Court Declines To Review Ruling Allowing Dance Ban

By William Snider — April 25, 1990 3 min read

Washington--The U.S. Supreme Court last week declined to review an appellate ruling that allowed a school board in Purdy, Mo., to ban dances in its schools.

The case, Clayton v. Place (No. 89-1348), was initiated in 1986 by a group of students and their parents who argued that the dance ban grew out of the board members’ religious beliefs and thus violated the Constitution’s prohibition on a state establishment of religion.

School officials, in turn, had argued that the 100-year-old dance ban was not grounded in religion, but in fears that allowing such activity would create discipline problems and could prove costly.

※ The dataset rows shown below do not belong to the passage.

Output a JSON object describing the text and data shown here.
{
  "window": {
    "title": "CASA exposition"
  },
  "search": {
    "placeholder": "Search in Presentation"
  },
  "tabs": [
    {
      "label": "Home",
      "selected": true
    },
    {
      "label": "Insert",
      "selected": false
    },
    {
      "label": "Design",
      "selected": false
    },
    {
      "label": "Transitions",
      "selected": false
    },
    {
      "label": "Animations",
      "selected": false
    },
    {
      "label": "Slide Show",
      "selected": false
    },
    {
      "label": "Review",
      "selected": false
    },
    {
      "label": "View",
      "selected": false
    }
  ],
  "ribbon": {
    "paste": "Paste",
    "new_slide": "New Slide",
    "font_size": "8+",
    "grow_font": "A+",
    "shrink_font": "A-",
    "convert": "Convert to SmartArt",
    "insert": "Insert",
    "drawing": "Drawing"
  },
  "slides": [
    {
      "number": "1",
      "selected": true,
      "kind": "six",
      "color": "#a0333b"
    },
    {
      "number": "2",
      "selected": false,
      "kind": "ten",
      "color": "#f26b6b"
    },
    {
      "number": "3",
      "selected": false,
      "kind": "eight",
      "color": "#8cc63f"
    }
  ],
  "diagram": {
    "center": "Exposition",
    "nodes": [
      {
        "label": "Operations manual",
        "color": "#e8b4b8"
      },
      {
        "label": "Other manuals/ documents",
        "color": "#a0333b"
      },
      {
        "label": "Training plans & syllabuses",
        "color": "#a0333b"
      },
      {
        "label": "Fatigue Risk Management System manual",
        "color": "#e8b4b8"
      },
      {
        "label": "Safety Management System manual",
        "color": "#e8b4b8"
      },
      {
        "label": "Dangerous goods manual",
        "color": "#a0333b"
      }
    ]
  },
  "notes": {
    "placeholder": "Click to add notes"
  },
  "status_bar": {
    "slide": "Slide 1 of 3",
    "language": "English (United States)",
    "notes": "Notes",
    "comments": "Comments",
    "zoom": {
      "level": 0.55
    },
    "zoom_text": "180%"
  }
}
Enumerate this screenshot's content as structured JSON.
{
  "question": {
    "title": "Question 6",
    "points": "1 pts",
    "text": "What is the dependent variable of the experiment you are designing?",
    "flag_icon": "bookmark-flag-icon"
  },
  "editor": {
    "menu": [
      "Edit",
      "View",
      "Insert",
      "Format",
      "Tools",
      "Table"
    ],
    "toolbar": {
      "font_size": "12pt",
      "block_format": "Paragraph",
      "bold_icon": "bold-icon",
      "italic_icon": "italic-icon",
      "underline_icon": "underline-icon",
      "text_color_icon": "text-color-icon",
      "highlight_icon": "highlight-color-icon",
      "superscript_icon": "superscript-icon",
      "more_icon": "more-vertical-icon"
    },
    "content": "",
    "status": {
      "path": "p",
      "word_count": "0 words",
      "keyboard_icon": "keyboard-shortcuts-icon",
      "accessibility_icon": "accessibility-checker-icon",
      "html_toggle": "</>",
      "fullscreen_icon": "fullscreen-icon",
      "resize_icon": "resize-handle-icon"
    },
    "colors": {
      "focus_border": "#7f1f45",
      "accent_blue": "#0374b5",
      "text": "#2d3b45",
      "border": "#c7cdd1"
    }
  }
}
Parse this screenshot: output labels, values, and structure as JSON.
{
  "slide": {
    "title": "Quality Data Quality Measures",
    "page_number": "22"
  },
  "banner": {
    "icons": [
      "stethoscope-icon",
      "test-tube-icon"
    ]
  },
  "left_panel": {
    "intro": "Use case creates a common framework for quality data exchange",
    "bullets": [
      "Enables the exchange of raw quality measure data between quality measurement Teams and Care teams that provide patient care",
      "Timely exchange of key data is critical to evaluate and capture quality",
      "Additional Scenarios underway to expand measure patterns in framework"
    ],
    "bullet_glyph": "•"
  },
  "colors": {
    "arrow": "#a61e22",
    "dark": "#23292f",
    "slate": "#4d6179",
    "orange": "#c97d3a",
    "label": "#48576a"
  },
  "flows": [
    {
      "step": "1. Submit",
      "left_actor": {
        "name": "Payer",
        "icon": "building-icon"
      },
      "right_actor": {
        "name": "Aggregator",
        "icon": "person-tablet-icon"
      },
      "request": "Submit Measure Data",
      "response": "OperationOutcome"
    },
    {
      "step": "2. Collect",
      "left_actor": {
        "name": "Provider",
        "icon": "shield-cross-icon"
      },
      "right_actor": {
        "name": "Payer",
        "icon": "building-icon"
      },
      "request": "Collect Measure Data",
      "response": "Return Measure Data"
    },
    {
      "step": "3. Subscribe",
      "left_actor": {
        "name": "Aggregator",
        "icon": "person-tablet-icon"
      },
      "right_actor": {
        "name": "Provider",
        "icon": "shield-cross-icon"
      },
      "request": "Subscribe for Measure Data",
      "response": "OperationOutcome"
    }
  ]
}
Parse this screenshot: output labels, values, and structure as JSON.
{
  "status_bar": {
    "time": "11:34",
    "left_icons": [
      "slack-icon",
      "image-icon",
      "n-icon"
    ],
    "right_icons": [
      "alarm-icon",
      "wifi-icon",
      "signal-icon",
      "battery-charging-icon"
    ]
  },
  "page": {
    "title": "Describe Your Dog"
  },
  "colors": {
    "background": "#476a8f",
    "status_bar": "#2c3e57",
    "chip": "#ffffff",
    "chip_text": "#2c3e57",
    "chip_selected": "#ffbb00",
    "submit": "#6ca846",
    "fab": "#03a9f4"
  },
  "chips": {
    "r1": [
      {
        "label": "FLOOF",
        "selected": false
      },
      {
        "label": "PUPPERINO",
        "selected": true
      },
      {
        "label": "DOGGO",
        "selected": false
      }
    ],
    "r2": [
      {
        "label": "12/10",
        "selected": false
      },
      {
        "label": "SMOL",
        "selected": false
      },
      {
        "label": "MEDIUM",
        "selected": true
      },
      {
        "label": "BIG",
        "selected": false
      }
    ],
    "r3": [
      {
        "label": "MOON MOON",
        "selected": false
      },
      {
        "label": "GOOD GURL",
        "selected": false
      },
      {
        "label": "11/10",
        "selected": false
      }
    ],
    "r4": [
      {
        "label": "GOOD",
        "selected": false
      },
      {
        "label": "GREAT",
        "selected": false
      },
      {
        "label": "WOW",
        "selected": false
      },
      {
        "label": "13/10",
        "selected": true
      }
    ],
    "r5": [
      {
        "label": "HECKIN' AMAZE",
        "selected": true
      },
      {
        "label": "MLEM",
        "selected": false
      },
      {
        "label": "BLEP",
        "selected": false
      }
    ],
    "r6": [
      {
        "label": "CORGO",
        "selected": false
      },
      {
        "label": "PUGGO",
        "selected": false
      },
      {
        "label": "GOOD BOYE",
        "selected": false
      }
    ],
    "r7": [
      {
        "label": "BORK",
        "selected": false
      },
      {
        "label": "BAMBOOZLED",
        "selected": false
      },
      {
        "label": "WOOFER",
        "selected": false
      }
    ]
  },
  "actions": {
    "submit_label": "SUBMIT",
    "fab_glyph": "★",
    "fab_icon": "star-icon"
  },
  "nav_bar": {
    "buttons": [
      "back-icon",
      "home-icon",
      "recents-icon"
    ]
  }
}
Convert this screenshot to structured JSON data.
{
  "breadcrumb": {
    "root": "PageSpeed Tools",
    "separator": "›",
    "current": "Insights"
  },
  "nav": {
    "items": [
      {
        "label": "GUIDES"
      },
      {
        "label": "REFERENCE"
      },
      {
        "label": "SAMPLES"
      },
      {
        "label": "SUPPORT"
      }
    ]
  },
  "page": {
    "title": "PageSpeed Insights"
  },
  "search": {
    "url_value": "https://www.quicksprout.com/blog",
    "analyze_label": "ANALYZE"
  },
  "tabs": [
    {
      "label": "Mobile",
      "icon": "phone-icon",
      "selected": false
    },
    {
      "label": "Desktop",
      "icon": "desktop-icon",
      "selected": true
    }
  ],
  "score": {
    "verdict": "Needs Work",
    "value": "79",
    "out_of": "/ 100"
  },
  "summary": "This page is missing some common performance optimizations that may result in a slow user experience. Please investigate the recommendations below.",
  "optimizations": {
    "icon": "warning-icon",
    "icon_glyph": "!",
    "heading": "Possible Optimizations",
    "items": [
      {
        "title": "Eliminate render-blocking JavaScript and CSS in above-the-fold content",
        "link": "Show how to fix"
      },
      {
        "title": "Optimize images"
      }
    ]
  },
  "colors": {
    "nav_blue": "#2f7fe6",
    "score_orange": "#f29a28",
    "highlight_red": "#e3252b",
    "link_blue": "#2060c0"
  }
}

In the decision allowed to stand last week, the U.S. Court of Appeals for the Eighth Circuit had sided with the board, finding that the Constitution did not prohibit the dance ban.

“We simply do not believe elected government officials are required to check at the door whatever religious background ... they carry with them before they act on rules that are otherwise unobjectionable,” the three4judge panel had ruled.

In asking the High Court to review the case, the group challenging the ban said that the appellate ruling, if allowed to stand, would permit school boards to “endorse and promote” religious beliefs cloaked in “facially neutral” language.

But lawyers for the district argued that the Justices should not tamper with the powers of locally elected officials to enact policies, including dress and behavior codes, “which have their basis in traditional morality.”

The district, which serves a religiously conservative community, was forced to hold three dances during the period of the legal battle after a lower court had declared the ban unconstitutional.

In other action, the Court turned back the latest challenge by the National Right to Work Legal Defense Fund to the rights of teachers’ unions to collect fees from non-members to cover the cost of representing their interests.

The Court has long held that such so-called “agency fees” are legal, but the Right to Work Fund has filed several cases that could make the collection of the fees more difficult.

In the latest case, Gwirtz v. Ohio Education Association (No. 89-1331), the Court declined to review a ruling by the U.S. Court of Appeals for the Sixth Circuit that found that the o.e.a. was disclosing sufficient financial information to non-members, and did not have to use the “highest level” of financial disclosure.

The Justices also declined to review a judgment against a school district that had been found to have discriminated against a candidate for an assistant principal’s position on the basis of her gender.

In Blount County Board of Education v. Nichols (No. 89-1253), the U.S. Court of Appeals for the 11th Circuit had upheld the claims of a teacher who was passed over for promotion to the post in favor of a male with fewer academic qualifications.

The teacher’s lawyer argued in papers filed before the High Court that recent decisions by the Court may have made her case more difficult to win, but that those decisions could not be applied retroactively in this case.

The Court also:

Ruled unanimously, in Yellow Freight System v. Donnelly (No. 89431), that state courts may hear lawsuits filed under Title VII of the Civil Rights Act of 1964, which prohibits employment discrimination on the basis of race or sex. Lower courts had issued conflicting rulings on the jurisdictional question.

Ruled 6 to 3, in Oregon Employment Division v. Smith (No. 88-1213), that laws making peyote use illegal, despite its use in Native American rituals, are constitutionally permissible. Some civil-liberties experts speculated that the ruling could cause difficulties for schoolchildren whose religious beliefs require them to seek exceptions to established school-district policies.

Ruled 6 to 3, in Osborne v. Ohio (No. 88-5986), that states may ban the possession of child pornography, even if it is not deemed obscene.

Heard oral arguments, in Maryland v. Craig (No. 89-478), which raises the issue of whether alleged victims of child abuse should be forced to give their testimony in court, rather than by closed-circuit television, as is commonly done in such cases.

The case pits the constitutional right of defendants to confront their accusers against concerns that such a requirement would increase victims’ trauma.

A version of this article appeared in the April 25, 1990 edition of Education Week as Court Declines To Review Ruling Allowing Dance Ban